##### EXERCISE INPUTS #####

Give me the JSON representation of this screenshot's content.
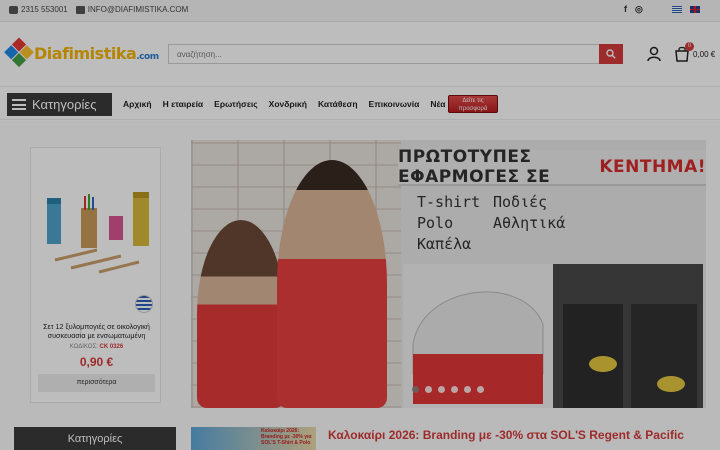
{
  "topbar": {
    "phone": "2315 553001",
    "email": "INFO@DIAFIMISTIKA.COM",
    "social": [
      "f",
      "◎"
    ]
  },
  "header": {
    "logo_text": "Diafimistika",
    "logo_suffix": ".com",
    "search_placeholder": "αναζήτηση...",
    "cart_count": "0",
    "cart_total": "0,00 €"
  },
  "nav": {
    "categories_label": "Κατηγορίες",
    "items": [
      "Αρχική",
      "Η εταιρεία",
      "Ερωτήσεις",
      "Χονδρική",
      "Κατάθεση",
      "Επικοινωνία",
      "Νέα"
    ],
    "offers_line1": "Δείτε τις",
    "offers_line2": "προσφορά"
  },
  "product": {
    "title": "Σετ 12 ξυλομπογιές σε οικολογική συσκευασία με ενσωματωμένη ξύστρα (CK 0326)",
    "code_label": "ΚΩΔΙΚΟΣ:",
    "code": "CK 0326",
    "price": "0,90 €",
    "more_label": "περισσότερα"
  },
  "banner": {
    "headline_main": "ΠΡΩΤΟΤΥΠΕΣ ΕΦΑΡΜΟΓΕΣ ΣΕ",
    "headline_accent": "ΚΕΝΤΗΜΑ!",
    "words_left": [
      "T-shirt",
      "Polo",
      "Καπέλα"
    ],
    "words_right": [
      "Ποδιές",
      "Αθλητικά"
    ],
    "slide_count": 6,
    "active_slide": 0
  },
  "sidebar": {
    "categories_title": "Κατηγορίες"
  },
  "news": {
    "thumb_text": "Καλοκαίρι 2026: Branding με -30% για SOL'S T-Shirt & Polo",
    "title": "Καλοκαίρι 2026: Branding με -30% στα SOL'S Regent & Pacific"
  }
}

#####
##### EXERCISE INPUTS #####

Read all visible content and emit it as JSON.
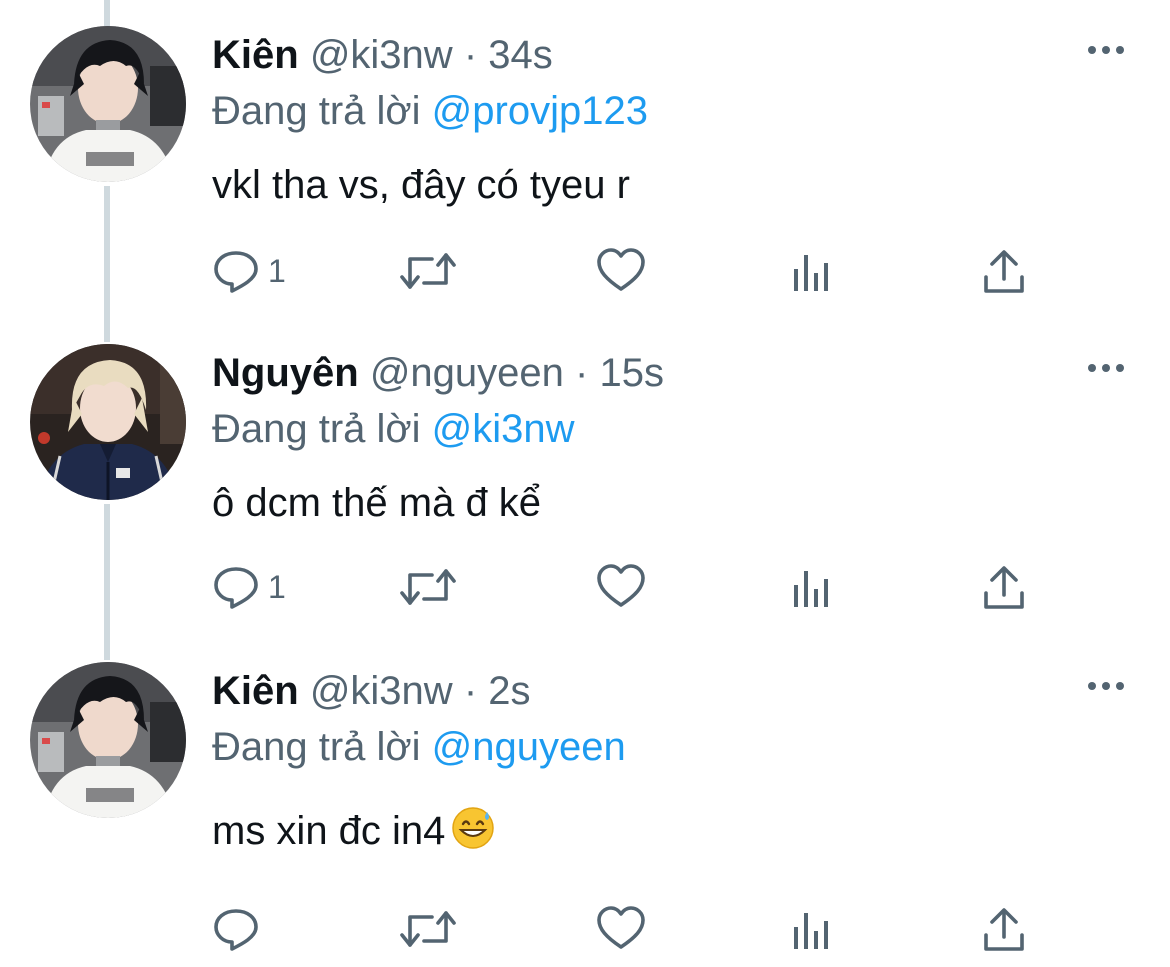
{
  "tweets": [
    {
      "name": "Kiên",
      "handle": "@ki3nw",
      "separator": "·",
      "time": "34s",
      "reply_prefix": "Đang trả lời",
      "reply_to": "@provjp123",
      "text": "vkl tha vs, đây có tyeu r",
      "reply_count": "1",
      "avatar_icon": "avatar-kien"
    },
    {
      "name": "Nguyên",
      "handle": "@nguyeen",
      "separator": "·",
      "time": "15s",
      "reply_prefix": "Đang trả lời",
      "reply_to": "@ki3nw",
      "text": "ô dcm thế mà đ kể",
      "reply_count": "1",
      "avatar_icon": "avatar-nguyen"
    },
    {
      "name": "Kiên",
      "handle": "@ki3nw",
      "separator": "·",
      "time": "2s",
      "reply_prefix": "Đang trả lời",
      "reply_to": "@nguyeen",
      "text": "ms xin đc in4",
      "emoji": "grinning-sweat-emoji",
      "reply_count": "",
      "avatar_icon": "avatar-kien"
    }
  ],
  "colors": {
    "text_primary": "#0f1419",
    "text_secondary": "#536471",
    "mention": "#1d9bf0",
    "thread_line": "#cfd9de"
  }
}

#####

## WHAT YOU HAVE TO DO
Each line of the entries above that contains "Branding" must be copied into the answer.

## EXERCISE ANSWER
    "thumb_text": "Καλοκαίρι 2026: Branding με -30% για SOL'S T-Shirt & Polo",
    "title": "Καλοκαίρι 2026: Branding με -30% στα SOL'S Regent & Pacific"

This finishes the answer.